## The Reynolds Number

The Reynolds number Re is a dimensionless number, the ratio of inertial forces to viscous forces i.e. where

• is the mean relative velocity between object and fluid (m/s).

• is a characteristic linear dimension (m).

• is the dynamic viscosity of the fluid (kg/ms).

• is the density of the fluid (kg/m³).

Expressions such as those above are used in dimensional analysis, and the Reynolds number is used to distinguish between smooth/laminar or turbulent flow. Laminar flow occurs at low Reynolds numbers, where viscous forces are dominant, and is characterized by smooth, constant fluid motion, while turbulent flow occurs at high Reynolds numbers and is dominated by inertial forces, which tends to produce chaotic eddies and vortices.

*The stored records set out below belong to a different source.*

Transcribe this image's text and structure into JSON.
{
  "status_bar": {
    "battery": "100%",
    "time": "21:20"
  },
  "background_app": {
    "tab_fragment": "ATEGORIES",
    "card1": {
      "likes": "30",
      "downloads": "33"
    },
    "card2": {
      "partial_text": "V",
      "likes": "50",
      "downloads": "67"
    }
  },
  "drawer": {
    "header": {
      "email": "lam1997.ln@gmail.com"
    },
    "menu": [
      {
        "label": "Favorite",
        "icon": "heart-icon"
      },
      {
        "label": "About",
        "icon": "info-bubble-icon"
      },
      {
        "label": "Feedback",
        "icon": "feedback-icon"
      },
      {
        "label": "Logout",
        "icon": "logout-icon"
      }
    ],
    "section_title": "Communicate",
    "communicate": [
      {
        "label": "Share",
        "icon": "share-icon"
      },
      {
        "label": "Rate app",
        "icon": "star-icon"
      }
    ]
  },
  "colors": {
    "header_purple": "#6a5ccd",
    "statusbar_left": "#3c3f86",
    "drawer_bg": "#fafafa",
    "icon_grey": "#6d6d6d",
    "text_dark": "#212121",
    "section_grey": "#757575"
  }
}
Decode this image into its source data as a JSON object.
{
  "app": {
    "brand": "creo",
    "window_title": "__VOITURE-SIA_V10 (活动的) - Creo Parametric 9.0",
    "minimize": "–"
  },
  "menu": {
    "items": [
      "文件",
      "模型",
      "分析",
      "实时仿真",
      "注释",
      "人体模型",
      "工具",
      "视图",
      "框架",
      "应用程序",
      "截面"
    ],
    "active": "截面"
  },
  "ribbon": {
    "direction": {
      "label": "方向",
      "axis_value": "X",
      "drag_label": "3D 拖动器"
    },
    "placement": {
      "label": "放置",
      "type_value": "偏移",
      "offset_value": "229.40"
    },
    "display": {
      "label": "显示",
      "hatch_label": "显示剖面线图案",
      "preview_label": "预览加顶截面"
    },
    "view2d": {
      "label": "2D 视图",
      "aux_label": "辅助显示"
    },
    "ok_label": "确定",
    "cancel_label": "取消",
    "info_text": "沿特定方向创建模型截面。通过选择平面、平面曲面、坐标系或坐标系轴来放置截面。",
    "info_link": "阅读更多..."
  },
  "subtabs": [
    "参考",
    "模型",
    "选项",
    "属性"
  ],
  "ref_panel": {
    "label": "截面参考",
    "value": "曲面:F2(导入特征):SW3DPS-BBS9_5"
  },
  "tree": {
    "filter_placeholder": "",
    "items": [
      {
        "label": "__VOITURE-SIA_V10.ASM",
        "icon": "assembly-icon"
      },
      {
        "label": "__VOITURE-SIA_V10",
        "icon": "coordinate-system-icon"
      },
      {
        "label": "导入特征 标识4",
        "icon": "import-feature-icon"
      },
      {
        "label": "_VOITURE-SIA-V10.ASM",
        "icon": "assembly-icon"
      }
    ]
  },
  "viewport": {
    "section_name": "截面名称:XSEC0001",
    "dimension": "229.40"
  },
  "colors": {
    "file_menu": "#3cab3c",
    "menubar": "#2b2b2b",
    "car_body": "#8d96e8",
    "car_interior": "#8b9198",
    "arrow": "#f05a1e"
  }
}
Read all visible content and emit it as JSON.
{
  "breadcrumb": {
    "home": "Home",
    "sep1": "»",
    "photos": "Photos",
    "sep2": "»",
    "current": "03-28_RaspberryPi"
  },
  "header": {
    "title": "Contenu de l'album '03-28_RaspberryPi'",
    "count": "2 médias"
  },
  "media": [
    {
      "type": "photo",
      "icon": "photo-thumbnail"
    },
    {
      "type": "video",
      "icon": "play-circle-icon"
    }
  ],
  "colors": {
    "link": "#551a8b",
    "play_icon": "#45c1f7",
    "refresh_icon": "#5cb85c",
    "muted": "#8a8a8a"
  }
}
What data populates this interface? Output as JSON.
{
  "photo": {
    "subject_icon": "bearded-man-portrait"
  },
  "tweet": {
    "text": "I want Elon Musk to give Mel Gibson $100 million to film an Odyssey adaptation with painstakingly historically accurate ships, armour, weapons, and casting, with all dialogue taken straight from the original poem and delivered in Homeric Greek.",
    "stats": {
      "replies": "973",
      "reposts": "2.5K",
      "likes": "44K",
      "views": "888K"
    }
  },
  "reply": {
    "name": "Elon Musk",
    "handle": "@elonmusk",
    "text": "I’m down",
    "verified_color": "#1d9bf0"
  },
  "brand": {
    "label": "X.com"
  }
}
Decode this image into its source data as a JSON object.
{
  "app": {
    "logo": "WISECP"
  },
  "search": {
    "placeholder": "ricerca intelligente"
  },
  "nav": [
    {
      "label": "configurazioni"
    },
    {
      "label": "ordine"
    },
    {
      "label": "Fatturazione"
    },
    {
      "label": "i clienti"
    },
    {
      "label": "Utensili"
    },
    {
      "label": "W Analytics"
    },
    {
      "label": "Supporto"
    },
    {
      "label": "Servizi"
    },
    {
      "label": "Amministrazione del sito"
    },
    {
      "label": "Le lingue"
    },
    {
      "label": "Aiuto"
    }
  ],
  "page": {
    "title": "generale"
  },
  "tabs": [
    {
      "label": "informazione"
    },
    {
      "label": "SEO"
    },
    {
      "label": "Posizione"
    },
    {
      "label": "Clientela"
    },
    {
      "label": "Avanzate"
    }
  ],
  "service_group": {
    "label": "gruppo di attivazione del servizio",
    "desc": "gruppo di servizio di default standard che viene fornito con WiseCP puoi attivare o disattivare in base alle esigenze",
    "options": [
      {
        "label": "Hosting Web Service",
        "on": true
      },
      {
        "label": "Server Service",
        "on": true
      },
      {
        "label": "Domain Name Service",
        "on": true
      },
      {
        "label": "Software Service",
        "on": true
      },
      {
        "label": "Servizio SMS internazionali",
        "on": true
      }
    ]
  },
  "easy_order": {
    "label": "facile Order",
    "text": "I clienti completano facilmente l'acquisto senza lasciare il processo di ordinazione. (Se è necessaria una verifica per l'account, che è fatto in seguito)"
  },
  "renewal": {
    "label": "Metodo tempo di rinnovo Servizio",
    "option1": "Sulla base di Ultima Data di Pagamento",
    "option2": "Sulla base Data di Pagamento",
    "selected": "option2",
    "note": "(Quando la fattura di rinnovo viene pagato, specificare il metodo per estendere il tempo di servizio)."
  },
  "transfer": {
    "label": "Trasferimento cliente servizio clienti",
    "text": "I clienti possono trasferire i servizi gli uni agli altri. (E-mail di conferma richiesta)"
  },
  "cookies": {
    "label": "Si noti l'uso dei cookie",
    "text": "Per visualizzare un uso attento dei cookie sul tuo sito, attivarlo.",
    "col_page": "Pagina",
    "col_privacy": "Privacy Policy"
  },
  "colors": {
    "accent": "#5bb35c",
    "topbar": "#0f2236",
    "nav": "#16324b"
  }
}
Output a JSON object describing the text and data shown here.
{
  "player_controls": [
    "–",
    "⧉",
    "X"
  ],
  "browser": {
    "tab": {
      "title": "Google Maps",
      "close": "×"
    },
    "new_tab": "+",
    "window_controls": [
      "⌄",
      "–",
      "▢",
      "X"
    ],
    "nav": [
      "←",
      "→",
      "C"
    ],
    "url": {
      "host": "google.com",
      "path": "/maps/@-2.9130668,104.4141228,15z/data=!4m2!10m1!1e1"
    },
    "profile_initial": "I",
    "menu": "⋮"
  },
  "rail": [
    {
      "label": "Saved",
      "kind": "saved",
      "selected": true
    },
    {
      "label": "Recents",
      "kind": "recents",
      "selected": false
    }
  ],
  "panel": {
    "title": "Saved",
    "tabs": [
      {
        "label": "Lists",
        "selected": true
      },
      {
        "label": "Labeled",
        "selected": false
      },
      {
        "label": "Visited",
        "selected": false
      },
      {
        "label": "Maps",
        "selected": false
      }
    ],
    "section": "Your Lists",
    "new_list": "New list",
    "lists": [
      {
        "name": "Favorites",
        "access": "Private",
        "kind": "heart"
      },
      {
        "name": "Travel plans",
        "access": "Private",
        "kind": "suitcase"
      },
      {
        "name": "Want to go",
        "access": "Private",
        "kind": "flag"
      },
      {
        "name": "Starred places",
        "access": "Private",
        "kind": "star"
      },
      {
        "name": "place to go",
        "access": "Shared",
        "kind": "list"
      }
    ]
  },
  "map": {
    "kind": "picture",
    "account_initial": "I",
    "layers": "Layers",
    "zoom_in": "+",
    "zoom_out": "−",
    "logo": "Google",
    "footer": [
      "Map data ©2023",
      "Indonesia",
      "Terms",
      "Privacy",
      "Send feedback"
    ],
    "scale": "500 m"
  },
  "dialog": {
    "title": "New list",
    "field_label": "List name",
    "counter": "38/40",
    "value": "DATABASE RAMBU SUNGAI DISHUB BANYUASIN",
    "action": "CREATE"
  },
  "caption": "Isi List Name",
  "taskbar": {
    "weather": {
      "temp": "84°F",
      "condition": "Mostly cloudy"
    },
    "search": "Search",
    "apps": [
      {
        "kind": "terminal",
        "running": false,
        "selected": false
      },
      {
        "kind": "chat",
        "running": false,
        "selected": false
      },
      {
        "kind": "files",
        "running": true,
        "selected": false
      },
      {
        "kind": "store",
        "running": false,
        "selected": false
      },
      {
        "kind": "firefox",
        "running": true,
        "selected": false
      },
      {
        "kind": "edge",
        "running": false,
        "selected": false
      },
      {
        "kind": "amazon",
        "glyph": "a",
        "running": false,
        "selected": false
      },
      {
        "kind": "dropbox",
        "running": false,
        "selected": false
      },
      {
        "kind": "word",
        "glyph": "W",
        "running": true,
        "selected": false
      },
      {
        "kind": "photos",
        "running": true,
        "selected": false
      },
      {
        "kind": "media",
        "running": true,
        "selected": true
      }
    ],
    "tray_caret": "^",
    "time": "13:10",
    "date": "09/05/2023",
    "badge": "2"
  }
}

Reynolds numbers are not uniquely defined, but may be specific to a situation. They generally take into account density, viscosity, velocity and a length. For pipes the length may be the radius and for aircraft or ships, the length or width may be used. For flow in a pipe or a sphere moving in a fluid the internal diameter is generally used today. For fluids of variable density (e.g. compressible gases) or variable viscosity (non-Newtonian fluids) special rules apply.

For flow in a circular pipe or tube or flow around a sphere in a fluid (also falling bodies), the Reynolds number is generally defined as where:

• D is the diameter of the pipe (m).

• A is the pipe cross-sectional area (m²).

• V is the velocity of fluid relative to pipe or fluid (m/s)